**Raw data**:
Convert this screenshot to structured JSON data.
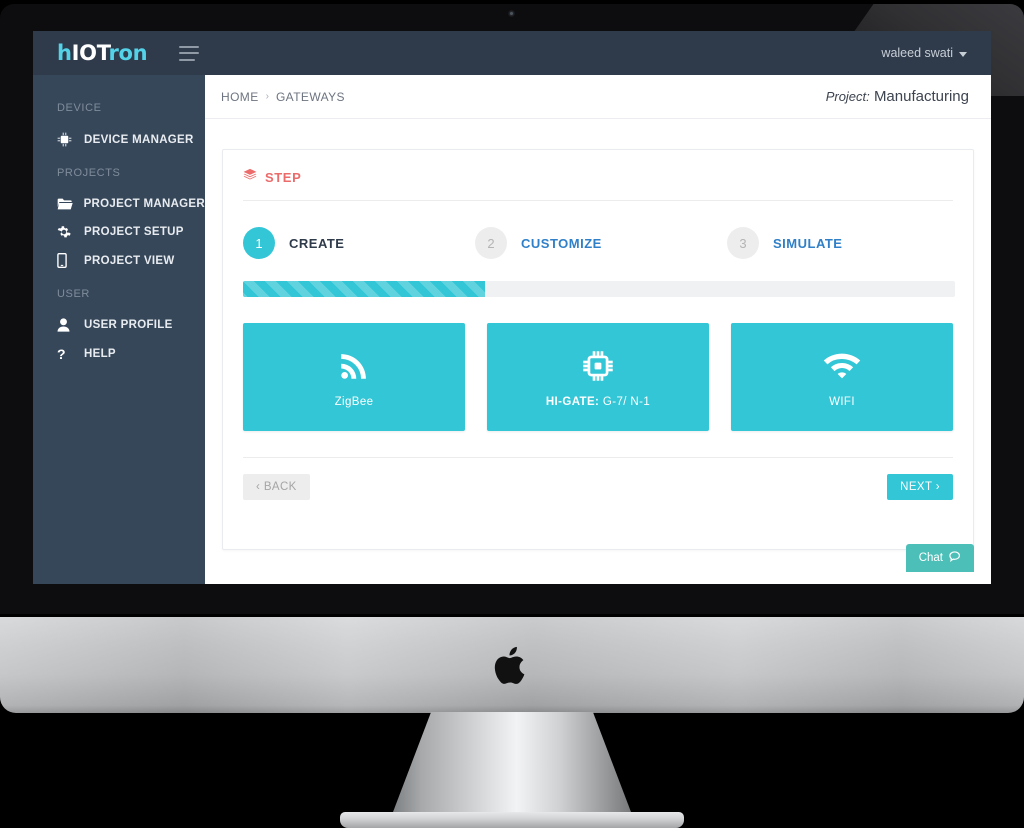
{
  "logo": {
    "part1": "h",
    "part2": "IOT",
    "part3": "ron"
  },
  "topbar": {
    "menu_icon": "hamburger-icon",
    "user_name": "waleed swati",
    "caret_icon": "chevron-down-icon"
  },
  "sidebar": {
    "groups": [
      {
        "title": "DEVICE",
        "items": [
          {
            "label": "DEVICE MANAGER",
            "icon": "chip-icon"
          }
        ]
      },
      {
        "title": "PROJECTS",
        "items": [
          {
            "label": "PROJECT MANAGER",
            "icon": "folder-icon"
          },
          {
            "label": "PROJECT SETUP",
            "icon": "gear-icon"
          },
          {
            "label": "PROJECT VIEW",
            "icon": "mobile-icon"
          }
        ]
      },
      {
        "title": "USER",
        "items": [
          {
            "label": "USER PROFILE",
            "icon": "user-icon"
          },
          {
            "label": "HELP",
            "icon": "question-mark-icon"
          }
        ]
      }
    ]
  },
  "breadcrumb": {
    "items": [
      "HOME",
      "GATEWAYS"
    ],
    "separator": "›"
  },
  "project": {
    "prefix": "Project:",
    "name": "Manufacturing"
  },
  "panel": {
    "title": "STEP",
    "title_icon": "layers-stack-icon",
    "steps": [
      {
        "number": "1",
        "label": "CREATE",
        "state": "active"
      },
      {
        "number": "2",
        "label": "CUSTOMIZE",
        "state": "idle"
      },
      {
        "number": "3",
        "label": "SIMULATE",
        "state": "idle"
      }
    ],
    "progress_percent": 34,
    "gateways": [
      {
        "label": "ZigBee",
        "label_bold": "",
        "icon": "rss-signal-icon"
      },
      {
        "label": " G-7/ N-1",
        "label_bold": "HI-GATE:",
        "icon": "microchip-icon"
      },
      {
        "label": "WIFI",
        "label_bold": "",
        "icon": "wifi-icon"
      }
    ],
    "back_button": "‹ BACK",
    "next_button": "NEXT ›"
  },
  "chat": {
    "label": "Chat",
    "icon": "speech-bubble-icon"
  },
  "colors": {
    "teal": "#33c6d6",
    "sidebar": "#37475a",
    "topbar": "#2f3b4b",
    "step_red": "#ec6b6b",
    "step_blue": "#2f80c8",
    "chat_green": "#4cbfb8"
  }
}
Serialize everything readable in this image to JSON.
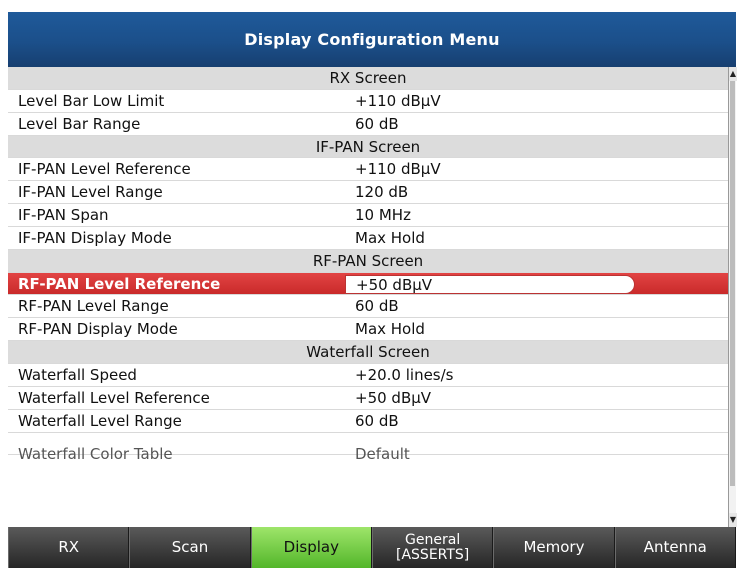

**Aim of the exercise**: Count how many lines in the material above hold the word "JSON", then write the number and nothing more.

**Result of the task**: 2